*** Opening Information given ***

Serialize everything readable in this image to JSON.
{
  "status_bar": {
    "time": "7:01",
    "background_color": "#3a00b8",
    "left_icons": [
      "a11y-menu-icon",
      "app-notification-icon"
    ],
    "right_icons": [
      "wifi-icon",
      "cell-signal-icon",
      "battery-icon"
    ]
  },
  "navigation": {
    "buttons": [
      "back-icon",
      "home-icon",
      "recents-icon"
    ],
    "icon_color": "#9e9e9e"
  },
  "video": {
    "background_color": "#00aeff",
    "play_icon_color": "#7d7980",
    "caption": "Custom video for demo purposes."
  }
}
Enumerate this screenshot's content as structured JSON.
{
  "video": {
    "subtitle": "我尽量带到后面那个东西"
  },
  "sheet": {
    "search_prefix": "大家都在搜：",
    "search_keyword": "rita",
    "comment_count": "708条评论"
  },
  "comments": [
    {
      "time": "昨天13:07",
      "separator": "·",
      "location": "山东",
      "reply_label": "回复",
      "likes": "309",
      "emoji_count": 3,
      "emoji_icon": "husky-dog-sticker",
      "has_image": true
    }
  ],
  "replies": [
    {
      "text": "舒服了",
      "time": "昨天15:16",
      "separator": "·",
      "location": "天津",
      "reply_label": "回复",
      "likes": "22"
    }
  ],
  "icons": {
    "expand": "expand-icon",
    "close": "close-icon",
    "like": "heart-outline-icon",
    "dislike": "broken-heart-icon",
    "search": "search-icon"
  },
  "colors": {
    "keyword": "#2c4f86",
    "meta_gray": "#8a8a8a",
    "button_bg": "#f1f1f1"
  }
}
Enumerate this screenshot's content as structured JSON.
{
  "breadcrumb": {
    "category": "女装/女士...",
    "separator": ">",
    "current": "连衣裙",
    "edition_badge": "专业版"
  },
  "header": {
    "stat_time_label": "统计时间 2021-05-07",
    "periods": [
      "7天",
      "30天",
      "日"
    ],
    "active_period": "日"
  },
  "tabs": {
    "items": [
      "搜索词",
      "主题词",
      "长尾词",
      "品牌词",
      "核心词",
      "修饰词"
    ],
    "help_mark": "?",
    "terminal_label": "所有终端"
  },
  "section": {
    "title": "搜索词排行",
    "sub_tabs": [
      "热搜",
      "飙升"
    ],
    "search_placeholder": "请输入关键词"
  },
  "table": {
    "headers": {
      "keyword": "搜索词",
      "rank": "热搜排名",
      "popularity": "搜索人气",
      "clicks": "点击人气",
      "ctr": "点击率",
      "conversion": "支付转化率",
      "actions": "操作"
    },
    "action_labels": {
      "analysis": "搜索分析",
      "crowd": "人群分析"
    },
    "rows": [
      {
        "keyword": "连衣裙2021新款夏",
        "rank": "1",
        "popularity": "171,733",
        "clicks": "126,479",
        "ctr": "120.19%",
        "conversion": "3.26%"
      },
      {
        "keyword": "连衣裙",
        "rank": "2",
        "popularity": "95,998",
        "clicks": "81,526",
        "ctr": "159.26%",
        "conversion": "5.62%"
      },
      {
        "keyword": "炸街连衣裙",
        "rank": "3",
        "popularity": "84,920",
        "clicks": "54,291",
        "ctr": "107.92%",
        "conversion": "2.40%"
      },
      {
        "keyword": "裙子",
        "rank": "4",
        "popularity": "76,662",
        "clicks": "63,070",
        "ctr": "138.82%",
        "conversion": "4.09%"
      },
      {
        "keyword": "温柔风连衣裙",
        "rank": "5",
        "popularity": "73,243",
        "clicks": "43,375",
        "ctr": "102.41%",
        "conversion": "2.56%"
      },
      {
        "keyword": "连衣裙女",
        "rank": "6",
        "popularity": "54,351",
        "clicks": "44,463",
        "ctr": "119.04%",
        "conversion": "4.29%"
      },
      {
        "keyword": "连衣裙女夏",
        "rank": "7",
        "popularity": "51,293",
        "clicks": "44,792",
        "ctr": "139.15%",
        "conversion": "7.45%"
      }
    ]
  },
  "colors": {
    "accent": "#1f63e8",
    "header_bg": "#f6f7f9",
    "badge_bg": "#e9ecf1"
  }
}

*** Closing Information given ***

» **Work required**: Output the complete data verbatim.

» **Answer box**:
Serialize everything readable in this image to JSON.
{
  "status_bar": {
    "time": "7:01",
    "background_color": "#3a00b8",
    "left_icons": [
      "a11y-menu-icon",
      "app-notification-icon"
    ],
    "right_icons": [
      "wifi-icon",
      "cell-signal-icon",
      "battery-icon"
    ]
  },
  "navigation": {
    "buttons": [
      "back-icon",
      "home-icon",
      "recents-icon"
    ],
    "icon_color": "#9e9e9e"
  },
  "video": {
    "background_color": "#00aeff",
    "play_icon_color": "#7d7980",
    "caption": "Custom video for demo purposes."
  }
}
Enumerate this screenshot's content as structured JSON.
{
  "video": {
    "subtitle": "我尽量带到后面那个东西"
  },
  "sheet": {
    "search_prefix": "大家都在搜：",
    "search_keyword": "rita",
    "comment_count": "708条评论"
  },
  "comments": [
    {
      "time": "昨天13:07",
      "separator": "·",
      "location": "山东",
      "reply_label": "回复",
      "likes": "309",
      "emoji_count": 3,
      "emoji_icon": "husky-dog-sticker",
      "has_image": true
    }
  ],
  "replies": [
    {
      "text": "舒服了",
      "time": "昨天15:16",
      "separator": "·",
      "location": "天津",
      "reply_label": "回复",
      "likes": "22"
    }
  ],
  "icons": {
    "expand": "expand-icon",
    "close": "close-icon",
    "like": "heart-outline-icon",
    "dislike": "broken-heart-icon",
    "search": "search-icon"
  },
  "colors": {
    "keyword": "#2c4f86",
    "meta_gray": "#8a8a8a",
    "button_bg": "#f1f1f1"
  }
}
Enumerate this screenshot's content as structured JSON.
{
  "breadcrumb": {
    "category": "女装/女士...",
    "separator": ">",
    "current": "连衣裙",
    "edition_badge": "专业版"
  },
  "header": {
    "stat_time_label": "统计时间 2021-05-07",
    "periods": [
      "7天",
      "30天",
      "日"
    ],
    "active_period": "日"
  },
  "tabs": {
    "items": [
      "搜索词",
      "主题词",
      "长尾词",
      "品牌词",
      "核心词",
      "修饰词"
    ],
    "help_mark": "?",
    "terminal_label": "所有终端"
  },
  "section": {
    "title": "搜索词排行",
    "sub_tabs": [
      "热搜",
      "飙升"
    ],
    "search_placeholder": "请输入关键词"
  },
  "table": {
    "headers": {
      "keyword": "搜索词",
      "rank": "热搜排名",
      "popularity": "搜索人气",
      "clicks": "点击人气",
      "ctr": "点击率",
      "conversion": "支付转化率",
      "actions": "操作"
    },
    "action_labels": {
      "analysis": "搜索分析",
      "crowd": "人群分析"
    },
    "rows": [
      {
        "keyword": "连衣裙2021新款夏",
        "rank": "1",
        "popularity": "171,733",
        "clicks": "126,479",
        "ctr": "120.19%",
        "conversion": "3.26%"
      },
      {
        "keyword": "连衣裙",
        "rank": "2",
        "popularity": "95,998",
        "clicks": "81,526",
        "ctr": "159.26%",
        "conversion": "5.62%"
      },
      {
        "keyword": "炸街连衣裙",
        "rank": "3",
        "popularity": "84,920",
        "clicks": "54,291",
        "ctr": "107.92%",
        "conversion": "2.40%"
      },
      {
        "keyword": "裙子",
        "rank": "4",
        "popularity": "76,662",
        "clicks": "63,070",
        "ctr": "138.82%",
        "conversion": "4.09%"
      },
      {
        "keyword": "温柔风连衣裙",
        "rank": "5",
        "popularity": "73,243",
        "clicks": "43,375",
        "ctr": "102.41%",
        "conversion": "2.56%"
      },
      {
        "keyword": "连衣裙女",
        "rank": "6",
        "popularity": "54,351",
        "clicks": "44,463",
        "ctr": "119.04%",
        "conversion": "4.29%"
      },
      {
        "keyword": "连衣裙女夏",
        "rank": "7",
        "popularity": "51,293",
        "clicks": "44,792",
        "ctr": "139.15%",
        "conversion": "7.45%"
      }
    ]
  },
  "colors": {
    "accent": "#1f63e8",
    "header_bg": "#f6f7f9",
    "badge_bg": "#e9ecf1"
  }
}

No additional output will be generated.